(WHAT IS REQUIRED): Extract, from the records beneath this instruction, each line that contains the word "photo".

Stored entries
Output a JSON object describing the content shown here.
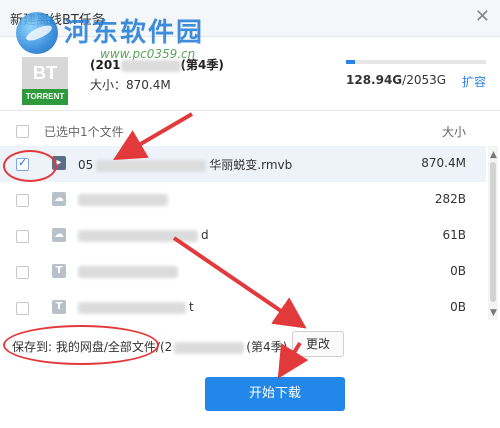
{
  "window": {
    "title": "新建离线BT任务",
    "close": "✕"
  },
  "watermark": {
    "name": "河东软件园",
    "url": "www.pc0359.cn"
  },
  "torrent_icon": {
    "top_text": "BT",
    "bottom_text": "TORRENT"
  },
  "task": {
    "name_prefix": "(201",
    "name_suffix": "(第4季)",
    "size_label": "大小：",
    "size_value": "870.4M"
  },
  "space": {
    "used": "128.94G",
    "total": "/2053G",
    "used_fraction": 0.063,
    "expand_label": "扩容",
    "bar_color": "#2a82e4"
  },
  "list": {
    "header_label": "已选中1个文件",
    "header_size": "大小",
    "files": [
      {
        "name_start": "05",
        "name_end": "华丽蜕变.rmvb",
        "size": "870.4M",
        "icon": "video-icon",
        "checked": true
      },
      {
        "name_start": "",
        "name_end": "",
        "size": "282B",
        "icon": "cloud-file-icon",
        "checked": false
      },
      {
        "name_start": "",
        "name_end": "d",
        "size": "61B",
        "icon": "cloud-file-icon",
        "checked": false
      },
      {
        "name_start": "",
        "name_end": "",
        "size": "0B",
        "icon": "text-file-icon",
        "checked": false
      },
      {
        "name_start": "",
        "name_end": "t",
        "size": "0B",
        "icon": "text-file-icon",
        "checked": false
      }
    ]
  },
  "save": {
    "label": "保存到:",
    "path_start": "我的网盘/全部文件/(2",
    "path_end": "(第4季)",
    "change_label": "更改"
  },
  "actions": {
    "start_label": "开始下载",
    "accent": "#2287e8"
  },
  "annotation_color": "#e23a3a"
}
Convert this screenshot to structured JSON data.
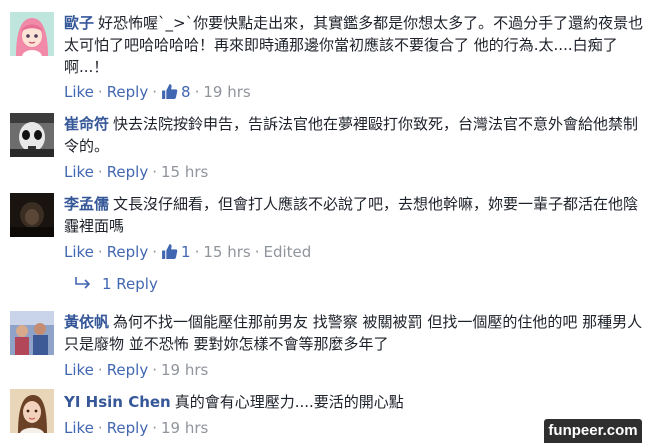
{
  "comments": [
    {
      "author": "歐子",
      "text": "好恐怖喔`_>`你要快點走出來，其實鑑多都是你想太多了。不過分手了還約夜景也太可怕了吧哈哈哈哈！再來即時通那邊你當初應該不要復合了 他的行為.太....白痴了啊...！",
      "like": "Like",
      "reply": "Reply",
      "like_count": "8",
      "time": "19 hrs",
      "avatar_icon": "anime-girl-avatar"
    },
    {
      "author": "崔命符",
      "text": "快去法院按鈴申告，告訴法官他在夢裡毆打你致死，台灣法官不意外會給他禁制令的。",
      "like": "Like",
      "reply": "Reply",
      "time": "15 hrs",
      "avatar_icon": "skull-mask-avatar"
    },
    {
      "author": "李孟儒",
      "text": "文長沒仔細看，但會打人應該不必說了吧，去想他幹嘛，妳要一輩子都活在他陰霾裡面嗎",
      "like": "Like",
      "reply": "Reply",
      "like_count": "1",
      "time": "15 hrs",
      "edited": "Edited",
      "avatar_icon": "dark-photo-avatar",
      "replies_label": "1 Reply"
    },
    {
      "author": "黃依帆",
      "text": "為何不找一個能壓住那前男友 找警察 被關被罰 但找一個壓的住他的吧 那種男人只是廢物 並不恐怖 要對妳怎樣不會等那麼多年了",
      "like": "Like",
      "reply": "Reply",
      "time": "19 hrs",
      "avatar_icon": "group-photo-avatar"
    },
    {
      "author": "YI Hsin Chen",
      "text": "真的會有心理壓力....要活的開心點",
      "like": "Like",
      "reply": "Reply",
      "time": "19 hrs",
      "avatar_icon": "woman-photo-avatar"
    }
  ],
  "watermark": "funpeer.com",
  "colors": {
    "link": "#4267b2",
    "author": "#365899",
    "meta": "#90949c",
    "text": "#1d2129"
  }
}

(ANSWER SPACE):
      "avatar_icon": "dark-photo-avatar",
      "avatar_icon": "group-photo-avatar"
      "avatar_icon": "woman-photo-avatar"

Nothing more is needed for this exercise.